I am a big fan of Blackadder and Lord Flashheart, played by Rik Mayall, is probably one of the best characters in the whole series. Here he is in typical pose in Blackadder Goes Forth:
Rik Mayall died suddenly in June 2014 and sadly did not leave a valid Will for his £1.2m estate. On average 40,000 people die each year without a valid Will and in such circumstances their estates are dealt with by the laws of intestacy.
These rules changed in October 2014 – click here to see a flowchart of what happens. I have borrowed this flowchart from Wright Hassall Solicitors (yes, that is a genuine name) and if you die without a Will that is exactly what you leave behind – a right hassle.
Just because you are married does not mean your surviving spouse will inherit everything. Far from it. As you will see, where a married parent, as per Rik Mayall, dies without a Will, a portion of their assets will go straight to their children, potentially leading to an inheritance tax liability.
Any tax charges could have been entirely avoidable with a Will which could, for example, have stated all assets are left to the surviving spouse.
Driven by my own personal experiences in the last 12 months, at Chatfield we now go through our Financial Fire Drill with clients so that they and their family are thoroughly well prepared in event of 1) death, 2) serious ill health and 3) an investment market crash.
Being thoroughly well prepared for death sounds more morbid than it actually is. It involves more than just having a valid Will and life assurance policies in place. Some of the other questions we ask are: where is the original Will kept? Do the executors know where it is? Do your [adult] children know where it is? If they are minors, do their guardians know what will happen? If you own a business, what do the Articles of Association say should happen on death? Can we have a copy please!
In preparing for serious ill health, firstly this might never happen. However, it involves more than just having an up to date Power of Attorney, critical illness and income protection policies. Similar to above, we ask: How long will your income carry on for? Do the attorneys know where your Power of Attorney is kept? Has it been registered? Do your [adult] children know where it is?
Can we have a copy! And so forth.
Thirdly, investment markets have fallen sharply in the past and I’m sure they will do so again. It’s just that nobody knows when! Some of the aspects we explain are that being prepared for this eventuality means carefully managing and also being aware of your exposure to the equity, bond and property markets and what has happened after previous crashes.

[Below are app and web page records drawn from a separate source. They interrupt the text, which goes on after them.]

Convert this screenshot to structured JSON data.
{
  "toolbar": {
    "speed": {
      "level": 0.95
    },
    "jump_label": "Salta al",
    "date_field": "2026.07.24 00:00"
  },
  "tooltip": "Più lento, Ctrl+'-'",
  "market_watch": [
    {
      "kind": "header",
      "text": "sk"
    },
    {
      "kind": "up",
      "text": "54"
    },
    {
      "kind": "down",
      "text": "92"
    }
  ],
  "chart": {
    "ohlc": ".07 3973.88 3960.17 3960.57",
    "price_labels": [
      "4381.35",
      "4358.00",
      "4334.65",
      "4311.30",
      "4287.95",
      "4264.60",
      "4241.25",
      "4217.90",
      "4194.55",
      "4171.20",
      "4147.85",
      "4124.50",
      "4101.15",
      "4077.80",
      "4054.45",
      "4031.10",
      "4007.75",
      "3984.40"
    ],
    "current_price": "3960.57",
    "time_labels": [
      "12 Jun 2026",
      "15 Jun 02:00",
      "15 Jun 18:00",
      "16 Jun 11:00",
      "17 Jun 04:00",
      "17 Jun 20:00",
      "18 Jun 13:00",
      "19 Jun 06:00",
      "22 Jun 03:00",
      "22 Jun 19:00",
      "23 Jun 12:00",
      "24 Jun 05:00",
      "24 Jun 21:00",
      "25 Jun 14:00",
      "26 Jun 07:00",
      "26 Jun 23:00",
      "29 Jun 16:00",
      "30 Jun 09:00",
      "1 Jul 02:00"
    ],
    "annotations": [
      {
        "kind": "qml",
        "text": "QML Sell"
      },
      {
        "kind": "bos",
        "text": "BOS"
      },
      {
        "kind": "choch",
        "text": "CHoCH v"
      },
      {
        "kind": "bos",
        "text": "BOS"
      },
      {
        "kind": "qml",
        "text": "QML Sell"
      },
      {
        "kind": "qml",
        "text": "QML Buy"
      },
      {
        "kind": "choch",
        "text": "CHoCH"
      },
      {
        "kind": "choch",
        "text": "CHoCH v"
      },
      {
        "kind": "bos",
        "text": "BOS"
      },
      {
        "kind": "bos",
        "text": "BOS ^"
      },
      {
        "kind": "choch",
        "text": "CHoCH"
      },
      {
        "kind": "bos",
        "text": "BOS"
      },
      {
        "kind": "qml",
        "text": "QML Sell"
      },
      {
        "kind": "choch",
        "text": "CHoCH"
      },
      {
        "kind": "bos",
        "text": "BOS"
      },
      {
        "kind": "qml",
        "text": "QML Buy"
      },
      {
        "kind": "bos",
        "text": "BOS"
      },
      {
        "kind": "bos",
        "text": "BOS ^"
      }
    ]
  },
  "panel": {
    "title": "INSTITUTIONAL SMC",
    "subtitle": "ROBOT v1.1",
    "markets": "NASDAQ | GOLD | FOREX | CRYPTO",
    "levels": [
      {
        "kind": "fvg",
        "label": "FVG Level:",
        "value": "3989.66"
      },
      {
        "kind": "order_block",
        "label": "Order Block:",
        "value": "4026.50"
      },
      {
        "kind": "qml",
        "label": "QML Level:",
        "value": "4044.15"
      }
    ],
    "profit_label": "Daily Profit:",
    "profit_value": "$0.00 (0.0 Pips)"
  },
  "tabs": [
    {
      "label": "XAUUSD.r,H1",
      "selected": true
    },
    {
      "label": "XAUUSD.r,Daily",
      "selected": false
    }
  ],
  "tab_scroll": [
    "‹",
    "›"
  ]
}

You would be surprised how well markets have performed if only you have the patience and discipline to ride out the storm. In fact, a crash is a buying opportunity, but it is difficult to override your feelings at such times.
Have you done a Financial Fire Drill recently?